Understanding What Types of Child Custody Are Available
Before deciding on the type of child custody arrangement that is right for your family, it’s important to understand what types of child custody are available. This article will discuss joint physical custody, sole physical custody, and parental visitation rights. Ultimately, your final decision will depend on the best interests of the child.
(For a Family Lawyer, contact us today! Click here: https://familylawmissoula.com)
Joint physical custody
Joint physical custody is a form of child custody that ensures that both parents have regular contact with their children. While this arrangement may seem more difficult than a traditional split custody arrangement, it is much more logistically feasible and allows both parents to be involved in raising their children. Moreover, joint physical custody can be worked into virtually any parenting schedule. For example, parents who live close to one another can arrange for midweek visits, extended weekends, or even longer holiday breaks. Parents who can’t get together regularly, they can arrange for regular phone calls.
When a couple gets divorced, they may decide to choose joint physical custody. Joint physical custody means that the child will spend half of each parent’s time with the child. This arrangement is usually the best option if both parents live in the same state. This is because the child will have less stress from being with each parent. Additionally, joint physical custody agreements tend to be more beneficial for children as they keep the children’s routines similar. However, in some cases, the courts may find that joint physical custody is not in the best interest of the child and award the custodial parent sole physical custody.
Sole physical custody
A child custody order can grant one parent sole legal custody or joint physical custody of their child. Legal custody involves important decisions regarding the child’s upbringing and includes topics such as religious tutelage, health care, and education. Physical custody, on the other hand, involves everyday caretaking duties. In other words, physical custody is where the child lives and spends the most time. Parents who share physical custody of their child share responsibilities for the child’s upbringing, such as clothes, shelter, and health care.
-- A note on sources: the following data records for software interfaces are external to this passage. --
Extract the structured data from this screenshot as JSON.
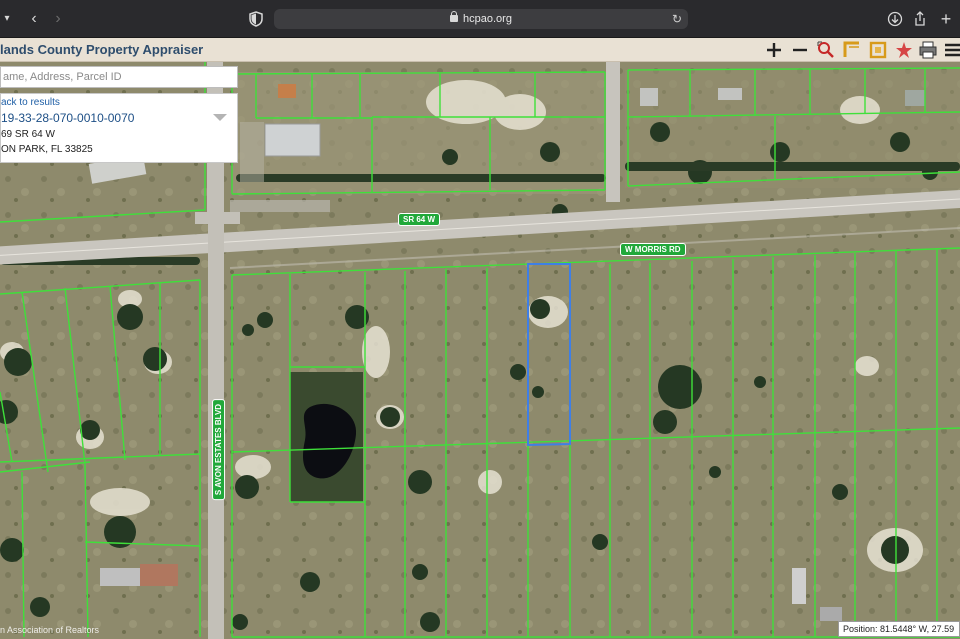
{
  "browser": {
    "url": "hcpao.org",
    "buttons": [
      "sidebar-chevron",
      "back",
      "forward",
      "shield",
      "reload",
      "downloads",
      "share",
      "new-tab"
    ]
  },
  "app": {
    "title": "lands County Property Appraiser",
    "tools": [
      "zoom-in-icon",
      "zoom-out-icon",
      "zoom-box-icon",
      "measure-icon",
      "select-box-icon",
      "pin-icon",
      "print-icon",
      "menu-icon"
    ],
    "accent": "#d79a1a"
  },
  "search": {
    "placeholder": "ame, Address, Parcel ID",
    "value": ""
  },
  "result": {
    "back_label": "ack to results",
    "parcel_id": "19-33-28-070-0010-0070",
    "address_line1": "69 SR 64 W",
    "address_line2": "ON PARK, FL 33825"
  },
  "map": {
    "road_labels": {
      "sr64": "SR 64 W",
      "morris": "W MORRIS RD",
      "avon": "S AVON ESTATES BLVD"
    },
    "colors": {
      "parcel_line": "#3fe03a",
      "selected_parcel": "#3f7fe6",
      "road": "#cfccc4",
      "terrain": "#8b8668"
    },
    "copyright": "n Association of Realtors",
    "position_readout": "Position: 81.5448° W, 27.59"
  }
}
Sole physical custody is different from joint custody in that both parents share equal time with their children. Joint physical custody allows for ample visitation with the other parent but requires equal participation in decision-making. Joint legal and physical custody are two different things, and the laws for child custody vary from state to state. As a result, each state’s laws will determine the meaning of the custody decree.
Parental visitation rights
In child custody proceedings, the noncustodial parent may be granted parental visitation rights. These visitation rights allow the noncustodial parent to spend time with the child. These rights are determined by the court based on the child’s best interests. Courts consider factors such as proximity to schools, doctor’s offices, friends, and the community in which the child resides.
If the parents can agree on a reasonable visitation schedule, the court will defer to that parent’s wishes. Parents should also remember that if the two parents cannot agree, they must file a formal motion seeking a court order to establish the visitation schedule.
The court may also deny visitation rights if the noncustodial parent can show that visitation will cause the child harm. Courts are more likely to deny visitation rights if the noncustodial parent has abused the child in the past or is suffering from mental illness. A noncustodial parent with a criminal record is also not automatically denied visitation rights.